··· Stored data ···
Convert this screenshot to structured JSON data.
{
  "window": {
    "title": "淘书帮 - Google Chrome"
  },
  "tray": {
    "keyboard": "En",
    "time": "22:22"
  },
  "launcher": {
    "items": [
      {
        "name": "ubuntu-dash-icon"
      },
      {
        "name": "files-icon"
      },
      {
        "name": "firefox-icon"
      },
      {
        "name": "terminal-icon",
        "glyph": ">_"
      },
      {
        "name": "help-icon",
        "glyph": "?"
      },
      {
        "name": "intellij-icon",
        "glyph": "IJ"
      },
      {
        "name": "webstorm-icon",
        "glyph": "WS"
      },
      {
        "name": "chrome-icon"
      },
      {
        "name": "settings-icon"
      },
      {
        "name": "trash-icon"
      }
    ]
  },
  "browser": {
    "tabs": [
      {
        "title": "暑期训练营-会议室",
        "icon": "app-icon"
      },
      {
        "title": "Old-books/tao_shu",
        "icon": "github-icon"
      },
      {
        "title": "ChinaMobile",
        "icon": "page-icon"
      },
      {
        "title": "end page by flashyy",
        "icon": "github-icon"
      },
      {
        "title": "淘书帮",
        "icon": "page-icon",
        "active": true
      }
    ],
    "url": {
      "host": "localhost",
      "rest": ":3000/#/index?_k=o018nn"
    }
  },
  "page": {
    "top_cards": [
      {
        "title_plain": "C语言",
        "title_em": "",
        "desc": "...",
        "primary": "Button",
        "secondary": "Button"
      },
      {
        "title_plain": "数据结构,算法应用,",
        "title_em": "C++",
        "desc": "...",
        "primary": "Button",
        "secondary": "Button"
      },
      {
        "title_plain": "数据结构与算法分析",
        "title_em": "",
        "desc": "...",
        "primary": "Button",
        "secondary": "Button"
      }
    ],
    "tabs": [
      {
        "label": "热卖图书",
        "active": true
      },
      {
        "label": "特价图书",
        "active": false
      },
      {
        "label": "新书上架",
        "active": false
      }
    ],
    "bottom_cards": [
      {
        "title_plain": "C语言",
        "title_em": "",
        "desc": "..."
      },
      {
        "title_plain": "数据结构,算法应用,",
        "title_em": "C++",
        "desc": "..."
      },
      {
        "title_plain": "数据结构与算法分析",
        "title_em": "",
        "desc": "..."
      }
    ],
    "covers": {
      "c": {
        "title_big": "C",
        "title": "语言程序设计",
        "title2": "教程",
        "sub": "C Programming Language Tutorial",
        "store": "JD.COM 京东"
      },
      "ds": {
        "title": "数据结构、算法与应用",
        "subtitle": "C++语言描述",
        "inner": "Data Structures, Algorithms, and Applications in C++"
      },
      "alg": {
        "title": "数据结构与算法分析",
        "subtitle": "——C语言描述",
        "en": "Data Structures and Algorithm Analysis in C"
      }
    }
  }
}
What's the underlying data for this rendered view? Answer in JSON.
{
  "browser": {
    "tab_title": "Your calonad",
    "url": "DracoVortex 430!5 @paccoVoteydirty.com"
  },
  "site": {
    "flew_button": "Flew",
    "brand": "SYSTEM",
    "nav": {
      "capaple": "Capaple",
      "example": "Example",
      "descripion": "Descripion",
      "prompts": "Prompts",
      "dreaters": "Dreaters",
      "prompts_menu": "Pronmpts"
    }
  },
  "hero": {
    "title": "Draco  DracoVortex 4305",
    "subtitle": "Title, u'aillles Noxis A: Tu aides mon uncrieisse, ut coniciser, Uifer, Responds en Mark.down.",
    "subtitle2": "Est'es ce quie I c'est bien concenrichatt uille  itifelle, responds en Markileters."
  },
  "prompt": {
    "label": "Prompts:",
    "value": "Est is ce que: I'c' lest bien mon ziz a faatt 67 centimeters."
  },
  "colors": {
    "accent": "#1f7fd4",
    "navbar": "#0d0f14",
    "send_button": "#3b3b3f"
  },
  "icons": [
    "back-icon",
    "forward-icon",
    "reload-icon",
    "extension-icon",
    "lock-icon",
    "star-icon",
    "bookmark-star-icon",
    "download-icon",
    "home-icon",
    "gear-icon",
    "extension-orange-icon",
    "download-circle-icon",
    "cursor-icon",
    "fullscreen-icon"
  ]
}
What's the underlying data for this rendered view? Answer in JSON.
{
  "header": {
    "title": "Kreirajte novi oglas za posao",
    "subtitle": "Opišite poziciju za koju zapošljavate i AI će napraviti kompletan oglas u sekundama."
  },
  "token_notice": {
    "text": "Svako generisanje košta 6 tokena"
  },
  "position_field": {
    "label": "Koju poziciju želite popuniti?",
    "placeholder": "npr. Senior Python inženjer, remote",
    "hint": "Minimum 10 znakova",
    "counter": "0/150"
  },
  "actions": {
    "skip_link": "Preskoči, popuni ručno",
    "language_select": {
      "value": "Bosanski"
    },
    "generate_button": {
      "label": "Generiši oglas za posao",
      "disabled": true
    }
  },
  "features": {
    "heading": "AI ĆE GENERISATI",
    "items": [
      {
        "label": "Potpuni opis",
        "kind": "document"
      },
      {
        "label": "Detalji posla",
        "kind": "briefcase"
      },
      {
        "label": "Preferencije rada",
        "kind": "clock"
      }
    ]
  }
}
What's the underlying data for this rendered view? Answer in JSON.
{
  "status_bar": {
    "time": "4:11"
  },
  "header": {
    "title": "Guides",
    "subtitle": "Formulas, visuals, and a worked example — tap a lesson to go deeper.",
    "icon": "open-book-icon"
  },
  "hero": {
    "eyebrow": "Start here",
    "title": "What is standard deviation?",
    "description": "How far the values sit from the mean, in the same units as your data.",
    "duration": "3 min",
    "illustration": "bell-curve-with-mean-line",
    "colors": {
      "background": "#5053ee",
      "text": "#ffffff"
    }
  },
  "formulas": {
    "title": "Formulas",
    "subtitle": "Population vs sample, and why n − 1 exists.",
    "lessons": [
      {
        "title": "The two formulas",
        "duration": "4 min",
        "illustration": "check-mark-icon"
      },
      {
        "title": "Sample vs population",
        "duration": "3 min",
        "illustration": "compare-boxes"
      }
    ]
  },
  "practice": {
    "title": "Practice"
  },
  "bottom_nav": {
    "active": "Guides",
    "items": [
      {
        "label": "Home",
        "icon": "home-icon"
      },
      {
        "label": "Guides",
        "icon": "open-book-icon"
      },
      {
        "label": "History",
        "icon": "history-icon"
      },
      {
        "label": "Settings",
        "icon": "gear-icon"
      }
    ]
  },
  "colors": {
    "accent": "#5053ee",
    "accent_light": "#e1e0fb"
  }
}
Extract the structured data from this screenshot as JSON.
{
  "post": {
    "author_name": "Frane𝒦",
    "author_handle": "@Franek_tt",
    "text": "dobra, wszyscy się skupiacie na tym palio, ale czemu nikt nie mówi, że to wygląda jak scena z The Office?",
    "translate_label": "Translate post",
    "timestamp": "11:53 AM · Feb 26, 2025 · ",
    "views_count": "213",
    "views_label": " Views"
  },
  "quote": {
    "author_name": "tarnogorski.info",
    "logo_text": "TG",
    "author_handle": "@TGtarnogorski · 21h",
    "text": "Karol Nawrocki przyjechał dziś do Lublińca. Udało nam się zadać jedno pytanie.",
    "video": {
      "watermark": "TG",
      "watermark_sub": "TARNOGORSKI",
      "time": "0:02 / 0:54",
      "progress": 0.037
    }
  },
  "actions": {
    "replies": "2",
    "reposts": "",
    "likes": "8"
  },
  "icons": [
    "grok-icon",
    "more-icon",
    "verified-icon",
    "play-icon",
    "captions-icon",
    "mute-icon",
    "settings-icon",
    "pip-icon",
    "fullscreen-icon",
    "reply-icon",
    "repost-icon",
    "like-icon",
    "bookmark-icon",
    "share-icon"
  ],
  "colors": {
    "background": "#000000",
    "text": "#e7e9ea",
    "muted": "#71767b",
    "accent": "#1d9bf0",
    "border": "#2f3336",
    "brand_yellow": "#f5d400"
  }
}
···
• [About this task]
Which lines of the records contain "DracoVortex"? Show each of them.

• [Expected answer]
    "url": "DracoVortex 430!5 @paccoVoteydirty.com"
    "title": "Draco  DracoVortex 4305",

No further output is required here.